ULLAH A.N.J., CUMMINS B.J.: Purification, N-terminal amino acid sequence and characterization of pH 2.5 optimum acid phosphatase
(EC 220.127.116.11) from Aspergillus ficuum. Prepar.Biochem. 17, 397–422 (1987).
ULLAH A.N.J., GIBSON D.M.: Extracellular phytase (18.104.22.168) from Aspergillus ficuum NRRL 3135: purification and characterization.
Prepar.Biochem. 17, 63–91 (1987).
ULLAH A.N.J., PHILLIPPY B.Q.: Substrate selectivity in Aspergillus ficuum phytase and acid phosphatases using myo-inositol phospha-
tes.

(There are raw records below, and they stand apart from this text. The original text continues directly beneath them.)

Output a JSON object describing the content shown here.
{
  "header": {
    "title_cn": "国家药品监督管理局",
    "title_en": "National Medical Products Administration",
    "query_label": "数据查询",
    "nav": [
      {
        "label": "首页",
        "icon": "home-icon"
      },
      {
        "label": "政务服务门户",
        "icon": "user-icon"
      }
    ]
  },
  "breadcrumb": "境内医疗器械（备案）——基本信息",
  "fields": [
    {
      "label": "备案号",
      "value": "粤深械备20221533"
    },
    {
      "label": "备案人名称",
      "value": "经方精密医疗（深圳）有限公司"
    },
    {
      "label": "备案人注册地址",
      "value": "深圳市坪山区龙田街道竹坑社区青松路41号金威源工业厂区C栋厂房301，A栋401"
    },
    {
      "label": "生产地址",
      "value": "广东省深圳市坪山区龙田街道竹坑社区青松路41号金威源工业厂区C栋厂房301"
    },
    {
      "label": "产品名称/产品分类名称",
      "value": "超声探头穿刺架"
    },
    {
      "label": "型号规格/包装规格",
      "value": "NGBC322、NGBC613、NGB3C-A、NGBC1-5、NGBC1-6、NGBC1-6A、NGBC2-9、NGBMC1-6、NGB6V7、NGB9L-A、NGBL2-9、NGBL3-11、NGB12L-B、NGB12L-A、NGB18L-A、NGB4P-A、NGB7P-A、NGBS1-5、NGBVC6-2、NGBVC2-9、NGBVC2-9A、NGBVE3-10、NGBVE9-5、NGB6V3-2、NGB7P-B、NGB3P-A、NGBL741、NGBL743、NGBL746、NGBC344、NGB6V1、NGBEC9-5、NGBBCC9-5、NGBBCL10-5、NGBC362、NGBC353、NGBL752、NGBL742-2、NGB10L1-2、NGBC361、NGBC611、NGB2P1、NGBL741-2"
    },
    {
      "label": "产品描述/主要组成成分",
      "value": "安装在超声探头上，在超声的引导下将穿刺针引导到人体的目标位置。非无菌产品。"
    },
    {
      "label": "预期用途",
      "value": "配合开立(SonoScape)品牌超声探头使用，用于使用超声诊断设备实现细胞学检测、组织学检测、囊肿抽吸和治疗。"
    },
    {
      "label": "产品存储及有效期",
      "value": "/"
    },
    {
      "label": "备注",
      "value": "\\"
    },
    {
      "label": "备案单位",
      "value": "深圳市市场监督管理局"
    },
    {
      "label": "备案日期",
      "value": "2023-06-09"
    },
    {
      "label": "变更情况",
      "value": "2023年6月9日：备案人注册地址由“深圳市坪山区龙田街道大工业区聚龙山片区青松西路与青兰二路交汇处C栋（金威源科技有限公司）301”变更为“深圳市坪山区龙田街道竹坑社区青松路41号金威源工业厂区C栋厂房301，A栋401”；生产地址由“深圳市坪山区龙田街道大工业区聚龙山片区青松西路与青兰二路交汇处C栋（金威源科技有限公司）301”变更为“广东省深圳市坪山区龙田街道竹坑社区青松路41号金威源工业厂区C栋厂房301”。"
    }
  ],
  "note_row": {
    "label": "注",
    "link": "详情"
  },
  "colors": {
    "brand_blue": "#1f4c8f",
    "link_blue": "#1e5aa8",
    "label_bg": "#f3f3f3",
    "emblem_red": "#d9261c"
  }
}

Agric.Food Chem. 42, 423–425 (1994).
ULLAH A.H.J., MULLANEY E.M., DISCHINGER N.C.: The complete primary structure elucidation of Aspergillus ficuum (niger), pH 6.0,
optimum acid phosphatase by Edman degradation. Biochem.Biophys.Res.Comm. 203, 182–189 (1994).
VOŘÍŠEK J., KALACHOVÁ L.: Secretion of acid phosphatase in Claviceps purpurea – an ultracytochemical study. Folia Microbiol. 48,
WYSS M., PASAMONTES L., RÉMY R., KOHLER J., KUSZNIR E., GADIENT M., MÜLLER F., VAN LOON A.P.G.M.: Comparison of the
thermostability properties of three acid phosphatases from molds: Aspergillus fumigatus phytase, A. niger phytase and
A. niger pH 2.5 acid phosphatase. Appl.Environ.Microbiol. 64, 4446–4451 (1998).
ŻYŁA K.: Acid phosphatases purified from industrial waste mycelium of Aspergillus niger used to produce citric acid. Acta Biotechnol.
10, 319–327 (1990).
ŻYŁA K.: The role of acid phosphatase activity during enzymic dephosphorylation of phytates by Aspergillus niger phytase. World
J.Microbiol.Biotechnol. 9, 117–119 (1993).